Staff Writer

After a roller coaster ride through the halls of the capital, a bill co-authored by Rep. Sid Miller (R-Stephenville) bit the proverbial dust.

The bill, which would have allowed students or teachers who have a concealed handgun license to carry handguns on campus, was left for dead when the legislative session ended Monday.

The controversial bill died in the house, but garnered another chance at life when it was revived in the senate.

“If it (the bill) would have passed, it would have been good,” Miller said.

The bill caused both opponents and supporters to speak their minds in rallies across the state, even sparking a heated debate at Tarleton State University.

Many bills died this session in what Miller called “a massacre.”

Tarleton University Police Chief Justin Williams previously stated that “many university police departments gave a sigh of relief that the bill was not signed into law.”

Many university police departments spoke out against the bill, concerned that if a student carrying a gun tried to end a mass shooting, police would not know who the original shooter was. Others worried that fights that were usually settled with a fist, would be settled with a bullet.
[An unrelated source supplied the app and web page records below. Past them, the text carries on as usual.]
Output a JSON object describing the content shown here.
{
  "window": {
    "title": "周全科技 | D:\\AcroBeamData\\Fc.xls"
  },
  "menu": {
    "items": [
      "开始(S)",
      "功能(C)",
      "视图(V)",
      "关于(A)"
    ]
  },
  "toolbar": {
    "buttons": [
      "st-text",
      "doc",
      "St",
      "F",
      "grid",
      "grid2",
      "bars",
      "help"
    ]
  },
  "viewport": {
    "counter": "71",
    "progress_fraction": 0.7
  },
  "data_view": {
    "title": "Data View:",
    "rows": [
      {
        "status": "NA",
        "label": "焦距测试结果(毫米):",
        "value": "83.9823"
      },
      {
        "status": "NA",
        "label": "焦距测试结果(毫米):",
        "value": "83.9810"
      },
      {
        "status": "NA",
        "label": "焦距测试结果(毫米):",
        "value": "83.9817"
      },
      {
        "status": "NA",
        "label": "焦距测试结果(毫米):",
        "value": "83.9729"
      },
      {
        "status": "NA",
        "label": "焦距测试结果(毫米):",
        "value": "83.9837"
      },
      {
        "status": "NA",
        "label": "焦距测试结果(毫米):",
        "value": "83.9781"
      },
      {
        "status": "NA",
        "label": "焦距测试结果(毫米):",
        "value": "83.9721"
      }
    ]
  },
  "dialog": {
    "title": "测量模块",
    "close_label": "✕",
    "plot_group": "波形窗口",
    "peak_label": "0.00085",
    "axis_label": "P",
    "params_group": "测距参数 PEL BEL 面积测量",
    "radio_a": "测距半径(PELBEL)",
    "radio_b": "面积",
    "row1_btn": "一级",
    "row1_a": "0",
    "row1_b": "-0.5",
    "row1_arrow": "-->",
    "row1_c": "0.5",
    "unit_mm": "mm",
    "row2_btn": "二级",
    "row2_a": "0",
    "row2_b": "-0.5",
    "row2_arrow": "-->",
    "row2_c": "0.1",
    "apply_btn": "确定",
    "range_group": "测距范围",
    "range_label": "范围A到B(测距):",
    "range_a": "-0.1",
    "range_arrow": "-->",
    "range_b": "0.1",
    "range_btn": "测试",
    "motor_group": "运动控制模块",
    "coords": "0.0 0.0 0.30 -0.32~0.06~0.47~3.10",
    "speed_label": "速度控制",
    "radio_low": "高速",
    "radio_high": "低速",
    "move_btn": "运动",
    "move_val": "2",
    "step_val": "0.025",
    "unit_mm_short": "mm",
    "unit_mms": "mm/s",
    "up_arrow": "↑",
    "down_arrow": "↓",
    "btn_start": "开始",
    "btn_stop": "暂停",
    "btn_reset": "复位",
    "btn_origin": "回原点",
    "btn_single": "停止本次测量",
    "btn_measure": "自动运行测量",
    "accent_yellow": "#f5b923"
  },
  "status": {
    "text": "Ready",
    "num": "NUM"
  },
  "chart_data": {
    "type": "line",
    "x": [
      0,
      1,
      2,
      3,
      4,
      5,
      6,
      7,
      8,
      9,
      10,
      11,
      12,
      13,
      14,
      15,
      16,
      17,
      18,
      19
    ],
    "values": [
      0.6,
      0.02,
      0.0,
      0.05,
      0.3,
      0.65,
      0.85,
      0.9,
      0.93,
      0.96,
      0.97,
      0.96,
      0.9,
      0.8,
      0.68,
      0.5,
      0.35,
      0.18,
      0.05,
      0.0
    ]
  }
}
Supporters of the bill felt that students who possessed their concealed handgun license would be able to stop another campus shooting like the one that took place at Virginia Tech University last year.